EXERCISE PROMPT. The required result is a copy of each line below in which "Calls" appears.

DATASET RECORDS.

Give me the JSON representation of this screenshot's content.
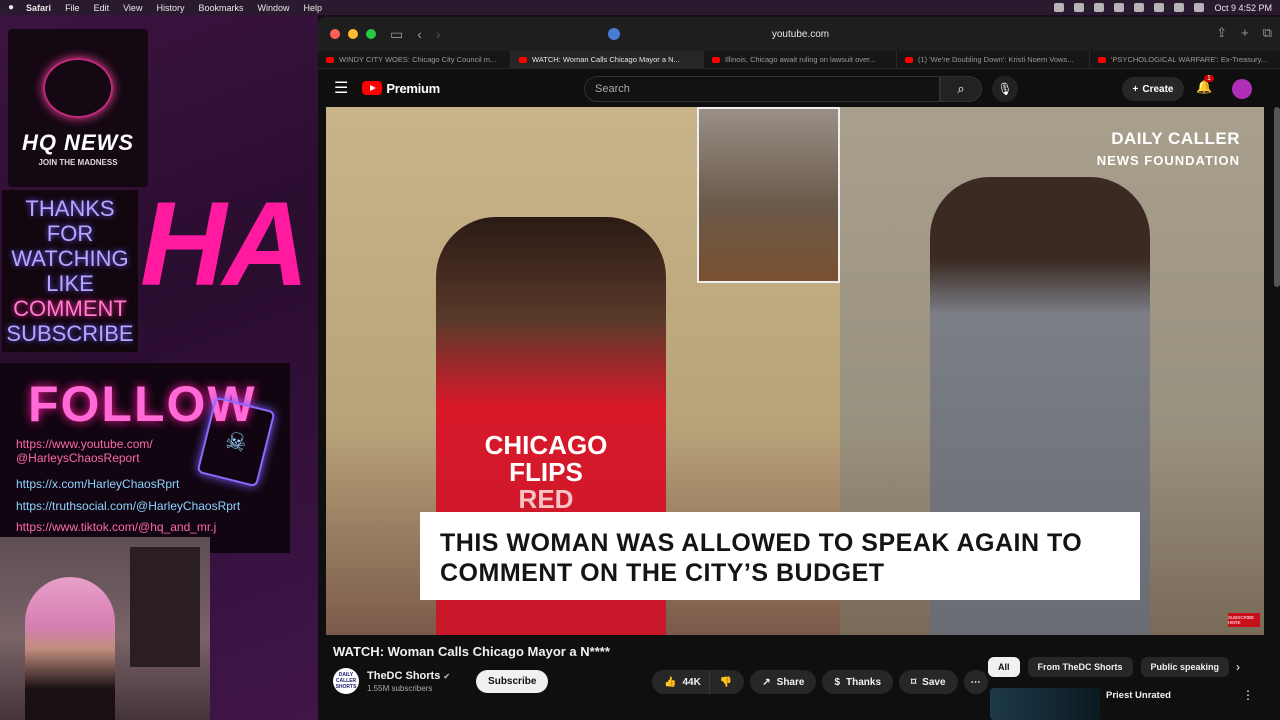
{
  "menubar": {
    "app": "Safari",
    "menus": [
      "File",
      "Edit",
      "View",
      "History",
      "Bookmarks",
      "Window",
      "Help"
    ],
    "clock": "Oct 9  4:52 PM"
  },
  "overlay": {
    "logo_title": "HQ NEWS",
    "logo_sub": "JOIN THE MADNESS",
    "thanks_lines": [
      "THANKS",
      "FOR",
      "WATCHING",
      "LIKE",
      "COMMENT",
      "SUBSCRIBE"
    ],
    "big_text": "HA",
    "follow": "FOLLOW",
    "links": [
      "https://www.youtube.com/\n@HarleysChaosReport",
      "https://x.com/HarleyChaosRprt",
      "https://truthsocial.com/@HarleyChaosRprt",
      "https://www.tiktok.com/@hq_and_mr.j"
    ]
  },
  "browser": {
    "url": "youtube.com",
    "tabs": [
      {
        "label": "WINDY CITY WOES: Chicago City Council m...",
        "active": false
      },
      {
        "label": "WATCH: Woman Calls Chicago Mayor a N...",
        "active": true
      },
      {
        "label": "Illinois, Chicago await ruling on lawsuit over...",
        "active": false
      },
      {
        "label": "(1) 'We're Doubling Down': Kristi Noem Vows...",
        "active": false
      },
      {
        "label": "'PSYCHOLOGICAL WARFARE': Ex-Treasury...",
        "active": false
      }
    ]
  },
  "youtube": {
    "logo": "Premium",
    "search_placeholder": "Search",
    "create": "Create",
    "notif_count": "1",
    "video": {
      "brand_line1": "DAILY CALLER",
      "brand_line2": "NEWS FOUNDATION",
      "shirt_line1": "CHICAGO",
      "shirt_line2": "FLIPS",
      "shirt_line3": "RED",
      "caption": "THIS WOMAN WAS ALLOWED TO SPEAK AGAIN TO COMMENT ON THE CITY’S BUDGET",
      "subscribe_badge": "SUBSCRIBE HERE"
    },
    "title": "WATCH: Woman Calls Chicago Mayor a N****",
    "channel": {
      "avatar_text": "DAILY CALLER SHORTS",
      "name": "TheDC Shorts",
      "subscribers": "1.55M subscribers",
      "subscribe": "Subscribe"
    },
    "actions": {
      "likes": "44K",
      "share": "Share",
      "thanks": "Thanks",
      "save": "Save"
    },
    "chips": [
      "All",
      "From TheDC Shorts",
      "Public speaking"
    ],
    "recommendation": {
      "title": "Priest Unrated"
    }
  },
  "colors": {
    "accent": "#ff0000",
    "overlay_pink": "#ff1aa0",
    "neon_purple": "#8d6bff"
  }
}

RESPONSE.
        "label": "WATCH: Woman Calls Chicago Mayor a N...",
    "title": "WATCH: Woman Calls Chicago Mayor a N****",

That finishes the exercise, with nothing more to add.